▶ _TASK GOAL_:
Give back every record below precisely as written.

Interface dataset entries
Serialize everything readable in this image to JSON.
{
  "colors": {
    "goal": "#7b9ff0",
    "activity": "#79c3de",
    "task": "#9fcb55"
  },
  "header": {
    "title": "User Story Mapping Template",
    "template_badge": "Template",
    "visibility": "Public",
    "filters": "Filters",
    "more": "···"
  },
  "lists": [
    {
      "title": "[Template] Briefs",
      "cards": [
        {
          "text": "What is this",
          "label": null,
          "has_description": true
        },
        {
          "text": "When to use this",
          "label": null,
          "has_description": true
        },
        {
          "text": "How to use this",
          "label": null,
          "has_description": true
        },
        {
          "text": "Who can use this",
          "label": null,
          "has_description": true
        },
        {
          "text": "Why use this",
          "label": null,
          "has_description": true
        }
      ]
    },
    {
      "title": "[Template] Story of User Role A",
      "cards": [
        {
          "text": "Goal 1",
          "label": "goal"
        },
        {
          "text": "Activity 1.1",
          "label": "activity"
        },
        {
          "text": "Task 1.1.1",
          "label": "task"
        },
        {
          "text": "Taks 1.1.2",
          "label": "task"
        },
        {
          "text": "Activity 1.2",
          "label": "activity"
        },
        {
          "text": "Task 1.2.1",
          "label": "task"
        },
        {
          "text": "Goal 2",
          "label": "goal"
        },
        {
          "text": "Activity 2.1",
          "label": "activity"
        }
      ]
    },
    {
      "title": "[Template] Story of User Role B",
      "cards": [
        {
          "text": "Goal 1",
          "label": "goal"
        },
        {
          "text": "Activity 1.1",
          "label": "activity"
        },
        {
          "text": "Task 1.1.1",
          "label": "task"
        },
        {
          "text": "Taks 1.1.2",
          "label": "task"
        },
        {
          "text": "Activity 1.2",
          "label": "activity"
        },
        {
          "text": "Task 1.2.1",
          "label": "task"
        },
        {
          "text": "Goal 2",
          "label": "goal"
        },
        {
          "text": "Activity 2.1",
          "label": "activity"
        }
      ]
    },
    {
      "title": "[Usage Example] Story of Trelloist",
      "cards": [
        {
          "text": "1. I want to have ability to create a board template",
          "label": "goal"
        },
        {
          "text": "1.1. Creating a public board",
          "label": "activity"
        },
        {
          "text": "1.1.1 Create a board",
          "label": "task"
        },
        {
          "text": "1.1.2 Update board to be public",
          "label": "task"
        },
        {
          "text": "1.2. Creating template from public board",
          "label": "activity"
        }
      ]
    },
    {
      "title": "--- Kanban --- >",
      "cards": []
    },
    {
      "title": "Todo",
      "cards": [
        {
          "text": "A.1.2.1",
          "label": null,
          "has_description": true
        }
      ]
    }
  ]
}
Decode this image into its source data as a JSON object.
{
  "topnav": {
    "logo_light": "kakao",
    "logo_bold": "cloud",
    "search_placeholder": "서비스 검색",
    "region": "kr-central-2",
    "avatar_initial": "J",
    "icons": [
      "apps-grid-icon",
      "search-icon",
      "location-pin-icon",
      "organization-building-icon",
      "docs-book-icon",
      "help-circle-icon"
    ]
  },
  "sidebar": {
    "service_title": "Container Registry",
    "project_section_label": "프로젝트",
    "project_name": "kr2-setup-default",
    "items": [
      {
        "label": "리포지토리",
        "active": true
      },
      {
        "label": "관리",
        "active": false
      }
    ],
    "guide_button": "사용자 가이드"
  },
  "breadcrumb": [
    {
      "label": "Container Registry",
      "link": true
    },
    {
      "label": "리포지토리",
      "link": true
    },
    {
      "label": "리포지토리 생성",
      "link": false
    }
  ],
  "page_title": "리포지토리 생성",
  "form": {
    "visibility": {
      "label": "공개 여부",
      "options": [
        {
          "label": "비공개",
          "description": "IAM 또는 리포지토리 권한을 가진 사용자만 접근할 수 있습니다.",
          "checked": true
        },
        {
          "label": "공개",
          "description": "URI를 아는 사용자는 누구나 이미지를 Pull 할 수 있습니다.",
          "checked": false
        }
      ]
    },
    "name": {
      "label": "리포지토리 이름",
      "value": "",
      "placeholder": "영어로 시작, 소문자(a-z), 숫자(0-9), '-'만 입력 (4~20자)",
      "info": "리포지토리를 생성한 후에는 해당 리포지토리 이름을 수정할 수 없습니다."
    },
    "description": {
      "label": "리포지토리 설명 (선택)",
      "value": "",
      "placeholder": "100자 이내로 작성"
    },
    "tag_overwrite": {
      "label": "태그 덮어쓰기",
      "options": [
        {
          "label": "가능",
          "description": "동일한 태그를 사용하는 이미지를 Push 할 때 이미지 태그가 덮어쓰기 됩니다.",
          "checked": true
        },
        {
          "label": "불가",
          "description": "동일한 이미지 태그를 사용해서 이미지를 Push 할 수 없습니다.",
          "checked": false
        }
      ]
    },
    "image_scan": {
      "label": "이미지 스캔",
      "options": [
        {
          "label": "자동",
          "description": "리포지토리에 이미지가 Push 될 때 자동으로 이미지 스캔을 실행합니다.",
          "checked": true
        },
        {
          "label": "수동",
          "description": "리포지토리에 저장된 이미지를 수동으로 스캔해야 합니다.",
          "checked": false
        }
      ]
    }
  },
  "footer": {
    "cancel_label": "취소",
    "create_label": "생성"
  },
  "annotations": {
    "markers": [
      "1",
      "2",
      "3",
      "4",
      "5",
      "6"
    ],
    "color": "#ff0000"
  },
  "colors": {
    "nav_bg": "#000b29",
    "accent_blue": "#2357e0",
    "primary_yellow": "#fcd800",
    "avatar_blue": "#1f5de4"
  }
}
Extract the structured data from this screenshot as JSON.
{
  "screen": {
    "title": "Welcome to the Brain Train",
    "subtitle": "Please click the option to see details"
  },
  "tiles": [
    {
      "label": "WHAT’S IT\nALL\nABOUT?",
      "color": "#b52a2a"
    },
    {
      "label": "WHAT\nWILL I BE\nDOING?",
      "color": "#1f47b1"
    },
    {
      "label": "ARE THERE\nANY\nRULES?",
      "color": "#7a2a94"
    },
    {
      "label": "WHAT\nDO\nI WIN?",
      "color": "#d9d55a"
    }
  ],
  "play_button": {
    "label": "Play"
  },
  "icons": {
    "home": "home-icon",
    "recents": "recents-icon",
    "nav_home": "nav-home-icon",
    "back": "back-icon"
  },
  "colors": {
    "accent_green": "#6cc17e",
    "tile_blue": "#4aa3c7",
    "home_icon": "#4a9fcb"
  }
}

▶ _YOUR RESPONSE_:
Serialize everything readable in this image to JSON.
{
  "colors": {
    "goal": "#7b9ff0",
    "activity": "#79c3de",
    "task": "#9fcb55"
  },
  "header": {
    "title": "User Story Mapping Template",
    "template_badge": "Template",
    "visibility": "Public",
    "filters": "Filters",
    "more": "···"
  },
  "lists": [
    {
      "title": "[Template] Briefs",
      "cards": [
        {
          "text": "What is this",
          "label": null,
          "has_description": true
        },
        {
          "text": "When to use this",
          "label": null,
          "has_description": true
        },
        {
          "text": "How to use this",
          "label": null,
          "has_description": true
        },
        {
          "text": "Who can use this",
          "label": null,
          "has_description": true
        },
        {
          "text": "Why use this",
          "label": null,
          "has_description": true
        }
      ]
    },
    {
      "title": "[Template] Story of User Role A",
      "cards": [
        {
          "text": "Goal 1",
          "label": "goal"
        },
        {
          "text": "Activity 1.1",
          "label": "activity"
        },
        {
          "text": "Task 1.1.1",
          "label": "task"
        },
        {
          "text": "Taks 1.1.2",
          "label": "task"
        },
        {
          "text": "Activity 1.2",
          "label": "activity"
        },
        {
          "text": "Task 1.2.1",
          "label": "task"
        },
        {
          "text": "Goal 2",
          "label": "goal"
        },
        {
          "text": "Activity 2.1",
          "label": "activity"
        }
      ]
    },
    {
      "title": "[Template] Story of User Role B",
      "cards": [
        {
          "text": "Goal 1",
          "label": "goal"
        },
        {
          "text": "Activity 1.1",
          "label": "activity"
        },
        {
          "text": "Task 1.1.1",
          "label": "task"
        },
        {
          "text": "Taks 1.1.2",
          "label": "task"
        },
        {
          "text": "Activity 1.2",
          "label": "activity"
        },
        {
          "text": "Task 1.2.1",
          "label": "task"
        },
        {
          "text": "Goal 2",
          "label": "goal"
        },
        {
          "text": "Activity 2.1",
          "label": "activity"
        }
      ]
    },
    {
      "title": "[Usage Example] Story of Trelloist",
      "cards": [
        {
          "text": "1. I want to have ability to create a board template",
          "label": "goal"
        },
        {
          "text": "1.1. Creating a public board",
          "label": "activity"
        },
        {
          "text": "1.1.1 Create a board",
          "label": "task"
        },
        {
          "text": "1.1.2 Update board to be public",
          "label": "task"
        },
        {
          "text": "1.2. Creating template from public board",
          "label": "activity"
        }
      ]
    },
    {
      "title": "--- Kanban --- >",
      "cards": []
    },
    {
      "title": "Todo",
      "cards": [
        {
          "text": "A.1.2.1",
          "label": null,
          "has_description": true
        }
      ]
    }
  ]
}
Decode this image into its source data as a JSON object.
{
  "topnav": {
    "logo_light": "kakao",
    "logo_bold": "cloud",
    "search_placeholder": "서비스 검색",
    "region": "kr-central-2",
    "avatar_initial": "J",
    "icons": [
      "apps-grid-icon",
      "search-icon",
      "location-pin-icon",
      "organization-building-icon",
      "docs-book-icon",
      "help-circle-icon"
    ]
  },
  "sidebar": {
    "service_title": "Container Registry",
    "project_section_label": "프로젝트",
    "project_name": "kr2-setup-default",
    "items": [
      {
        "label": "리포지토리",
        "active": true
      },
      {
        "label": "관리",
        "active": false
      }
    ],
    "guide_button": "사용자 가이드"
  },
  "breadcrumb": [
    {
      "label": "Container Registry",
      "link": true
    },
    {
      "label": "리포지토리",
      "link": true
    },
    {
      "label": "리포지토리 생성",
      "link": false
    }
  ],
  "page_title": "리포지토리 생성",
  "form": {
    "visibility": {
      "label": "공개 여부",
      "options": [
        {
          "label": "비공개",
          "description": "IAM 또는 리포지토리 권한을 가진 사용자만 접근할 수 있습니다.",
          "checked": true
        },
        {
          "label": "공개",
          "description": "URI를 아는 사용자는 누구나 이미지를 Pull 할 수 있습니다.",
          "checked": false
        }
      ]
    },
    "name": {
      "label": "리포지토리 이름",
      "value": "",
      "placeholder": "영어로 시작, 소문자(a-z), 숫자(0-9), '-'만 입력 (4~20자)",
      "info": "리포지토리를 생성한 후에는 해당 리포지토리 이름을 수정할 수 없습니다."
    },
    "description": {
      "label": "리포지토리 설명 (선택)",
      "value": "",
      "placeholder": "100자 이내로 작성"
    },
    "tag_overwrite": {
      "label": "태그 덮어쓰기",
      "options": [
        {
          "label": "가능",
          "description": "동일한 태그를 사용하는 이미지를 Push 할 때 이미지 태그가 덮어쓰기 됩니다.",
          "checked": true
        },
        {
          "label": "불가",
          "description": "동일한 이미지 태그를 사용해서 이미지를 Push 할 수 없습니다.",
          "checked": false
        }
      ]
    },
    "image_scan": {
      "label": "이미지 스캔",
      "options": [
        {
          "label": "자동",
          "description": "리포지토리에 이미지가 Push 될 때 자동으로 이미지 스캔을 실행합니다.",
          "checked": true
        },
        {
          "label": "수동",
          "description": "리포지토리에 저장된 이미지를 수동으로 스캔해야 합니다.",
          "checked": false
        }
      ]
    }
  },
  "footer": {
    "cancel_label": "취소",
    "create_label": "생성"
  },
  "annotations": {
    "markers": [
      "1",
      "2",
      "3",
      "4",
      "5",
      "6"
    ],
    "color": "#ff0000"
  },
  "colors": {
    "nav_bg": "#000b29",
    "accent_blue": "#2357e0",
    "primary_yellow": "#fcd800",
    "avatar_blue": "#1f5de4"
  }
}
Extract the structured data from this screenshot as JSON.
{
  "screen": {
    "title": "Welcome to the Brain Train",
    "subtitle": "Please click the option to see details"
  },
  "tiles": [
    {
      "label": "WHAT’S IT\nALL\nABOUT?",
      "color": "#b52a2a"
    },
    {
      "label": "WHAT\nWILL I BE\nDOING?",
      "color": "#1f47b1"
    },
    {
      "label": "ARE THERE\nANY\nRULES?",
      "color": "#7a2a94"
    },
    {
      "label": "WHAT\nDO\nI WIN?",
      "color": "#d9d55a"
    }
  ],
  "play_button": {
    "label": "Play"
  },
  "icons": {
    "home": "home-icon",
    "recents": "recents-icon",
    "nav_home": "nav-home-icon",
    "back": "back-icon"
  },
  "colors": {
    "accent_green": "#6cc17e",
    "tile_blue": "#4aa3c7",
    "home_icon": "#4a9fcb"
  }
}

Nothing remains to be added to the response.